Cluster 2: High visibility (more than 8 miles) with medium dew point (more than 36°F and less than 46°F )
Cluster 2 comprises collisions which occurred during good weather with visibility greater than 8 miles; it’s the biggest cluster by number of collisions. Splitting the data on a temporal scale shows that the majority of collisions on weekdays occur during rush hour traffic with evening rush hour contributing more than morning traffic. On the other hand, weekends are famous for nights out. Upon further cross filtering the cluster by contributing factor and time of day, we can get an exact percentage of records for each contributing factor at a given time. Out of 78105 collision happening between 4pm - 6pm, 6% of them are due to fatigue / drowsiness. The sharp decline in the number of fatigue / drowsiness related collisions is probably due to the increase in null value during mid 2016, but the pattern continues till 2018 which comes as good news. I wonder what the plot would have looked like during recession when fewer people were commuting?

Cluster 3: Low visibility (less than 8 miles) with high dew point (more than 46°F)
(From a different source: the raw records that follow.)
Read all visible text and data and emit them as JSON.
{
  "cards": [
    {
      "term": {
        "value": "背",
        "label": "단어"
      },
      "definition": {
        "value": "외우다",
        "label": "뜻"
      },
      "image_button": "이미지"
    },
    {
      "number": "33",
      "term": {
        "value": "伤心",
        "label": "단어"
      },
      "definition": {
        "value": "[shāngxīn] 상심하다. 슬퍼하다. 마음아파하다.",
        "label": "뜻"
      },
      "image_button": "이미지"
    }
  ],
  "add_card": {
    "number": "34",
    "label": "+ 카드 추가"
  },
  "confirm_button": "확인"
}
Cluster 3 consists of bad weather conditions occurring in both summer and winter. But the type of events are of an entirely different nature from Cluster 1. Fog, haze, and mist in Cluster 2 appear more often with morning accidents; whereas rain and thunderstorm are the reason behind Tuesday’s extreme deviation from normal. The number of records are least for Brooklyn owing to the high number of null values.


Human element as a factor in collisions needs to be further researched, as most of the accidents occurred on days with good weather. I won’t be surprised if the number of collisions reduced drastically with the adoption of self driving cars. What other data sets would you consider merging with the current analysis? Let’s discuss more about this in the comments section. Till then keep calm and drive safely.